There are some spectacular surf beaches too, and for those wanting to take in some nature, history, and culture – visit the Sigatoka Sand Dune, where shifting sands and archaeological digs continue to reveal skeletons and pottery artifacts dating back to 15 BC or the Kula Eco-Park in Korotogo which displays rarely seen indigenous species. Head for the hills into the beautiful Sigatoka Valley, aptly named The Salad Bowl of Fiji, a colorful patchwork of agricultural fields, Fijian villages, Indian settlements, temples and volcanic hills. It offers spectacular scenery and fascinating history of the Tongan tribes who were the last to resist Christianity.

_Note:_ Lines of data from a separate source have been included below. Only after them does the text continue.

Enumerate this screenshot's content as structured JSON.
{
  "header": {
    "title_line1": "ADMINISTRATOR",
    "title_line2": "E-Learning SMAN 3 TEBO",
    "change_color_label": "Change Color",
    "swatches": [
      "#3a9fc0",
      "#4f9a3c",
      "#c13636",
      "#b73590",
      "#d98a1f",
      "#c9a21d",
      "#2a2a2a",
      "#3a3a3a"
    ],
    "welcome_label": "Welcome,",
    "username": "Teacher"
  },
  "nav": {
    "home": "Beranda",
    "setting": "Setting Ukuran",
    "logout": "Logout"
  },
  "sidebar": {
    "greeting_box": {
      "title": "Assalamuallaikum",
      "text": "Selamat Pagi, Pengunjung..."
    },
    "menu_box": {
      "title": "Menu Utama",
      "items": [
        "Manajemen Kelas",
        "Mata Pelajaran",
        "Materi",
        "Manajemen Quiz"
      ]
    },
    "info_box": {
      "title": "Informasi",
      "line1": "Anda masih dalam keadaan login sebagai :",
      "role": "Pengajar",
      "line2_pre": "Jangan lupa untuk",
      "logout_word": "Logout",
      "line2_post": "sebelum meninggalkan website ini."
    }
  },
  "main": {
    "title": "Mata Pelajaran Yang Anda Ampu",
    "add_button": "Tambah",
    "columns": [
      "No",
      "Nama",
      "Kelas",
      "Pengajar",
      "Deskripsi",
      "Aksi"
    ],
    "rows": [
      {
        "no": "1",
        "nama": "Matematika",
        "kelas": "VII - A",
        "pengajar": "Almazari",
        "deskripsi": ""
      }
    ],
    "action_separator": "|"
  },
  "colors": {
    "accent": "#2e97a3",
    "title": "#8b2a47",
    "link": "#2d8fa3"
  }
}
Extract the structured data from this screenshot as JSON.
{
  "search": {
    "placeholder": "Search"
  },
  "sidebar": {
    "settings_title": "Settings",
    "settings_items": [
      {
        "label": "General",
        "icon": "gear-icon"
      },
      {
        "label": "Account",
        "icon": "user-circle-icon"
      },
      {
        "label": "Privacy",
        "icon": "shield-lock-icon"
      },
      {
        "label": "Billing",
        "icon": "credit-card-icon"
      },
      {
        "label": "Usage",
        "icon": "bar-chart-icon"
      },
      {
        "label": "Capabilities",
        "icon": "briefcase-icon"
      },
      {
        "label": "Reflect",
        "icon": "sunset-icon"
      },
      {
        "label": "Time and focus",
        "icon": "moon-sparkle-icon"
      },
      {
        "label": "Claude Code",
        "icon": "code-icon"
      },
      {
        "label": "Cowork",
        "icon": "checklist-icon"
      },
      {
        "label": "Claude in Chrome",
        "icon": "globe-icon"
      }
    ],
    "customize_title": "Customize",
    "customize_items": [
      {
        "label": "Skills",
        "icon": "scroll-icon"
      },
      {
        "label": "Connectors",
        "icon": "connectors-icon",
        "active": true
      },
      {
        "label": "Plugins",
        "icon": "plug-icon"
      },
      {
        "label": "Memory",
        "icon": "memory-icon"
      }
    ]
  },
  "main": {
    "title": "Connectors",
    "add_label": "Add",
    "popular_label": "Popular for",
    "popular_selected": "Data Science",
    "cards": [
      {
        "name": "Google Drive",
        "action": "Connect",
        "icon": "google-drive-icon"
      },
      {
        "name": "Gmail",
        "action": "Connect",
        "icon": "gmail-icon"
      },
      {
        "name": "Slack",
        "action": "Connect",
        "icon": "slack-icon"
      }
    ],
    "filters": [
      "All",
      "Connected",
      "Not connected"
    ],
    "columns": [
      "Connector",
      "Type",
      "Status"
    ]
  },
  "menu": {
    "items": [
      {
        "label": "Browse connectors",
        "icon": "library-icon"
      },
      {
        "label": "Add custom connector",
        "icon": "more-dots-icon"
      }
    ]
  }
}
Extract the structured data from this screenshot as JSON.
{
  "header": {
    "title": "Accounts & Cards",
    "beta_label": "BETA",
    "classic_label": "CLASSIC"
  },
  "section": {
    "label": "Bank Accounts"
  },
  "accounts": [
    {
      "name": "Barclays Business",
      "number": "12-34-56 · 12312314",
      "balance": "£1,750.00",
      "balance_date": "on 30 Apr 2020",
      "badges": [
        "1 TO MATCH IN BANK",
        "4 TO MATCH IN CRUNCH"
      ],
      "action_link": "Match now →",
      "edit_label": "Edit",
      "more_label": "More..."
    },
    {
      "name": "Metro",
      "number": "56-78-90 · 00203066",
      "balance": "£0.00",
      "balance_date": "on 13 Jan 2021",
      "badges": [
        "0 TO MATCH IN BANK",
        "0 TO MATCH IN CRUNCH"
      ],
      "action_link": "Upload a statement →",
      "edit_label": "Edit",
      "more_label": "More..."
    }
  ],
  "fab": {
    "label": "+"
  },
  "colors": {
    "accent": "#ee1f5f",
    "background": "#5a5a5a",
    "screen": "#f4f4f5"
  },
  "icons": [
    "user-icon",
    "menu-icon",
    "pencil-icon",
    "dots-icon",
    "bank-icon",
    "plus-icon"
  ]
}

At Tuvuni Hill you can walk amongst the ruins of an ancient fort. The Cave Tour follows the Tongan trail to Naihehe Caves to see the spectacular rock formation and awesome reminders of the past. The same tour takes you for a river ride4 on traditional bamboo rafts. There is also a Waterfall Tour where you can learn about plant medicines on a rainforest trek, participate in authentic ceremonies with a village Chief and swim in a tropical waterfall. For a little island run, Robinson Crusoe Island is fringed with white sandy beaches and offers great snorkeling and pacific isles entertainment. To get there you take a single boat ride or a seaplane which is based on the river at Sigatoka Town. There are also scenic flights of the coast, and islands and airport transfer to Sigatoka and the Fijian Resort.